PODCAST| Matt Micucci interviews Rikun Zhu, director of the film Anni.
To listen to the interview, click on the ► icon on the right, just above the picture
An interview with Chinese filmmaker Rikun Zhu, whose documentary Anni premiered at the 2018 One World International Human Rights Documentary Film Festival. The film documents the struggle in the fight for human rights and democracy in China through the story of a little girl, Anni, who was forced to leave school due to her father being labeled a dissident by the Chinese government. The director tells us about the current situation in China, and whether the struggle has worsened since he made the documentary a couple of years ago. He also talks about the difficulties in making films such as these, whether he is able to screen them in his home country, and what the benefits of showing his works to audiences in other parts of the world are.
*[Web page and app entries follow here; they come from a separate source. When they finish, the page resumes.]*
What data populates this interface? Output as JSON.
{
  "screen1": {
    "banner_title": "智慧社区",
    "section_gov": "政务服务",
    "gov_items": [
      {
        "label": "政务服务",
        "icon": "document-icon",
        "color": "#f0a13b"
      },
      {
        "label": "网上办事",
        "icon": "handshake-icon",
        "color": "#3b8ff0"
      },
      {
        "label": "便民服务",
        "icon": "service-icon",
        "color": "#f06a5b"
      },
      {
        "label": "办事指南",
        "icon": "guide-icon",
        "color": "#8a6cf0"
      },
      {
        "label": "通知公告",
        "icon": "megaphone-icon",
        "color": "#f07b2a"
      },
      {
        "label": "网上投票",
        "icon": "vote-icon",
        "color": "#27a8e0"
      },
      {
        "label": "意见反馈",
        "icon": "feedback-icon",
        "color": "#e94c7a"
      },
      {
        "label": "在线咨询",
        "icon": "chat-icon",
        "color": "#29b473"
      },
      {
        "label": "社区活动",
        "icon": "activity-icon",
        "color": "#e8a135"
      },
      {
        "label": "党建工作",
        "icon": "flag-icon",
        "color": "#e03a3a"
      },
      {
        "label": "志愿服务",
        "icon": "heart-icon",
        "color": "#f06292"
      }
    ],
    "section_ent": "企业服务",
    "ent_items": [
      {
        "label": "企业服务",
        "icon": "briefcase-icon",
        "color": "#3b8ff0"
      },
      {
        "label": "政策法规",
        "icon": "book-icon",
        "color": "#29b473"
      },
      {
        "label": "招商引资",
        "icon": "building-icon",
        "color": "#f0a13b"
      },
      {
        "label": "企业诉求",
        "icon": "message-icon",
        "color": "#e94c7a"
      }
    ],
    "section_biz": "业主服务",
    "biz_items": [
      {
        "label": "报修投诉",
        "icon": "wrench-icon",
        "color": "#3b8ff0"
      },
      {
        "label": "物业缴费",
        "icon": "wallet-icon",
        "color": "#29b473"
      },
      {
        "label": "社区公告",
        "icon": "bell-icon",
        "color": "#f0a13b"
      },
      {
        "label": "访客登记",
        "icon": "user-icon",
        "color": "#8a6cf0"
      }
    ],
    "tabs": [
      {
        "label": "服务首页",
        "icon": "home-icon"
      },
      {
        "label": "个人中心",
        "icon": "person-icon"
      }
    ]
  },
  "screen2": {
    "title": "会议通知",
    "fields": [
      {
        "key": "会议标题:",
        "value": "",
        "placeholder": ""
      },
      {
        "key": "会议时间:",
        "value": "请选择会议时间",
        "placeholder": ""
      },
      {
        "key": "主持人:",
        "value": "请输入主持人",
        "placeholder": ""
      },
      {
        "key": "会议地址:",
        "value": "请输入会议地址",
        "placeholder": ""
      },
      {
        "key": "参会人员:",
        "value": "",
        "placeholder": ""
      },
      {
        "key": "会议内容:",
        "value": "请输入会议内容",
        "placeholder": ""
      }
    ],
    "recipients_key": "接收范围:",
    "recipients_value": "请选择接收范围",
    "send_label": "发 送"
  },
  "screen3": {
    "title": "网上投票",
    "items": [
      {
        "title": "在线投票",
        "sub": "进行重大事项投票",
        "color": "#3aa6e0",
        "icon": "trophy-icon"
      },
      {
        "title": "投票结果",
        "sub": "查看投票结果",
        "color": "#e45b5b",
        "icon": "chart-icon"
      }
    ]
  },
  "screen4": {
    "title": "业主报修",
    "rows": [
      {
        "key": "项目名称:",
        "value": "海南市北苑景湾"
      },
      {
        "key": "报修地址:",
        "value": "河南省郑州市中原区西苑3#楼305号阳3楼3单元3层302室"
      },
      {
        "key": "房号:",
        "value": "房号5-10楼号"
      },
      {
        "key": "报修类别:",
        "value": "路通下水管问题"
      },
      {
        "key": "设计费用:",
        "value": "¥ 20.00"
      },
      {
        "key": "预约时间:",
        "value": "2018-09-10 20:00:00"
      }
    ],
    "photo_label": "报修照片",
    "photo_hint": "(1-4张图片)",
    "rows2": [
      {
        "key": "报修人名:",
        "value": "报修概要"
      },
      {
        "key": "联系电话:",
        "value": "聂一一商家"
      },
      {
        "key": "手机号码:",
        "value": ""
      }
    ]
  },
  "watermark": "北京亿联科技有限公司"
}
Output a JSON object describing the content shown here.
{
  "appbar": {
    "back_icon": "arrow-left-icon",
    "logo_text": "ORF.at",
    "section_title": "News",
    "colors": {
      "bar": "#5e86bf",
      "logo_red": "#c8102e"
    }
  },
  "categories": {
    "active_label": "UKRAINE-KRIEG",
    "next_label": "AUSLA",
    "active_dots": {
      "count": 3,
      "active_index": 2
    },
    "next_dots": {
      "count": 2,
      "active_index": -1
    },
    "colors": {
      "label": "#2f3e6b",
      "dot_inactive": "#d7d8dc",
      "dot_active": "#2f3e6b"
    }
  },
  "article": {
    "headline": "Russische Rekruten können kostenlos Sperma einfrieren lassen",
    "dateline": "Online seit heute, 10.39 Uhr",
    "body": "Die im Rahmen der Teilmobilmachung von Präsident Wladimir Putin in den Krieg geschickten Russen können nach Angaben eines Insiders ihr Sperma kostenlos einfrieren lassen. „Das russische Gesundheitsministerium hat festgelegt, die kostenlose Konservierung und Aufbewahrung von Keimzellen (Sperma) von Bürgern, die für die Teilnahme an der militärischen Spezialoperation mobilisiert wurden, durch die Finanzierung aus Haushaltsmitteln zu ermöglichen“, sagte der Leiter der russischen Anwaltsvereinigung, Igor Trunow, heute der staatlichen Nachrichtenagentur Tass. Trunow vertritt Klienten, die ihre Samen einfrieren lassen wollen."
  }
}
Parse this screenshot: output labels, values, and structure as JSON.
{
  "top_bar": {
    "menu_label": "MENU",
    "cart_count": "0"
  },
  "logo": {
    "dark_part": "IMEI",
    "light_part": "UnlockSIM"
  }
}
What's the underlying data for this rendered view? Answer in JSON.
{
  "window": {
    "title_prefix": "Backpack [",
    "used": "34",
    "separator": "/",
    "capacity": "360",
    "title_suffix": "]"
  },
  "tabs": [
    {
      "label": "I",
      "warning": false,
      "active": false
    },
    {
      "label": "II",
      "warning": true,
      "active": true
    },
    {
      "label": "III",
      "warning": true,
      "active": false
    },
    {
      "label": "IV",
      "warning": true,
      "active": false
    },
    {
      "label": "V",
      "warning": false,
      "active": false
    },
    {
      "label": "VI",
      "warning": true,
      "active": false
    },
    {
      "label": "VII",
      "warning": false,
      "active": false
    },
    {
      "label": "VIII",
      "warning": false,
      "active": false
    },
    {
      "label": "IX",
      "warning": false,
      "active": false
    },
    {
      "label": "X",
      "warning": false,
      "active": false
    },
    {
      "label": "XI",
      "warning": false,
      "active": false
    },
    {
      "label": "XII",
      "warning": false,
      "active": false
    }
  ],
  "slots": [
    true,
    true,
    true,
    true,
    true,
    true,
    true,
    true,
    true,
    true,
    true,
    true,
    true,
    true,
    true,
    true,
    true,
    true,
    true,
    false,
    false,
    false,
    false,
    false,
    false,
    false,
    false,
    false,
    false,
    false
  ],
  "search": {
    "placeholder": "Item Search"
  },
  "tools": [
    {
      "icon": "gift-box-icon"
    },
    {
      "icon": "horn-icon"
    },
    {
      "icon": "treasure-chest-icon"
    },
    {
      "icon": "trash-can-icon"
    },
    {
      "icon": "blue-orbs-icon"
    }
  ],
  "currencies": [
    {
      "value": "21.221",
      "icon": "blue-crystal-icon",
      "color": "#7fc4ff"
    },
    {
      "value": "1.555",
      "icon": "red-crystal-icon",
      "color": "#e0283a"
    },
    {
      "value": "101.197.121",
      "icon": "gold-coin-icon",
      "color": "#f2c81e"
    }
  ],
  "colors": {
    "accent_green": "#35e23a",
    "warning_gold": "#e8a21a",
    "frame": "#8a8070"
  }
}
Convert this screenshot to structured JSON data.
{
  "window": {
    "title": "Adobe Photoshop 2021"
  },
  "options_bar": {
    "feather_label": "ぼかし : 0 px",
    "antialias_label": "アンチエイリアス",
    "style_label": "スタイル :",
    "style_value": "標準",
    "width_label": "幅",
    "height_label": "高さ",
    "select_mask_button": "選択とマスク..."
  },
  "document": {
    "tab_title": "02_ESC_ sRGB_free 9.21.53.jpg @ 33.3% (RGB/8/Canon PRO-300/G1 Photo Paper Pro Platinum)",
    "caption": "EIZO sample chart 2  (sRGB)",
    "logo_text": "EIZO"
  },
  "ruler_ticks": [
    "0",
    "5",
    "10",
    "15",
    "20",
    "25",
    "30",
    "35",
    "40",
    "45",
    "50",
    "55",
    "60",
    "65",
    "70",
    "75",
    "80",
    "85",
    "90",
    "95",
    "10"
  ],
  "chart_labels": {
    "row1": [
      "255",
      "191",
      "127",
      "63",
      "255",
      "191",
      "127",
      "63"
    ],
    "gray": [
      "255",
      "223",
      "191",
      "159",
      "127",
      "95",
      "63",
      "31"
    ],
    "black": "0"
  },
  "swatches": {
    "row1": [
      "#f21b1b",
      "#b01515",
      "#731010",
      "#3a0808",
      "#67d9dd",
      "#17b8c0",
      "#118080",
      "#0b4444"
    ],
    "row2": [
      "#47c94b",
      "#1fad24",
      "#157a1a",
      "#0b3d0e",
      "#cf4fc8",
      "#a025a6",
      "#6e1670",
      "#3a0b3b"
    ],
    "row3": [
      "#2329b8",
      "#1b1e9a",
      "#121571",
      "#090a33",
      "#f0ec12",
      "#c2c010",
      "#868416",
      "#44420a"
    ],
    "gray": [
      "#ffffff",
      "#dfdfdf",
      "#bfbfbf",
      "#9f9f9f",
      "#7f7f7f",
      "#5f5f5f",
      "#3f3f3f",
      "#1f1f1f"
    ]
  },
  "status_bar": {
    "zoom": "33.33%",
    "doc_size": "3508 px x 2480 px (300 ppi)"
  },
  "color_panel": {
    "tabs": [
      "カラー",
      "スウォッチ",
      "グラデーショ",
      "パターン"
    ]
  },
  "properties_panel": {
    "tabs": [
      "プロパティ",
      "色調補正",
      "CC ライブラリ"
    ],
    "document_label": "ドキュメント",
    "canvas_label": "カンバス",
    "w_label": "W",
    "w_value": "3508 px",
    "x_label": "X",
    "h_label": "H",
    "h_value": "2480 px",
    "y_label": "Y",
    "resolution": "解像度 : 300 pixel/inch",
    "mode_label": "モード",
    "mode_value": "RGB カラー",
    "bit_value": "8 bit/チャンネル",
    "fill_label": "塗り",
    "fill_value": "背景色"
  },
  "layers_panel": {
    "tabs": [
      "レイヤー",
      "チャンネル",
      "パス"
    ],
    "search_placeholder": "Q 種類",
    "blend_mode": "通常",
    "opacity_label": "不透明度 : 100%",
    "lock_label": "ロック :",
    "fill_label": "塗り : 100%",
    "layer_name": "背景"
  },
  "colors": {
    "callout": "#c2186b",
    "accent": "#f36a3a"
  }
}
Anni: Every child has the right to education in China. But ten-year-old Anni is not allowed to go to school. Why? Her father is a dissident. Anni and her father moved to be closer to her older sister. The little girl was not in her new school long enough to get settled – the secret police took her away after three days. Her father was, as so many times before, being interrogated. The school preferred to not have anything to do with such a family, so they have refused to continue educating her. Independent Chinese director Zhu Rikun, camera in hand, follows the movement of activists who have joined forces through the Weibo social network to support Anni. Will peaceful protests in front of the school and a petition be enough to pressure the school to take her back?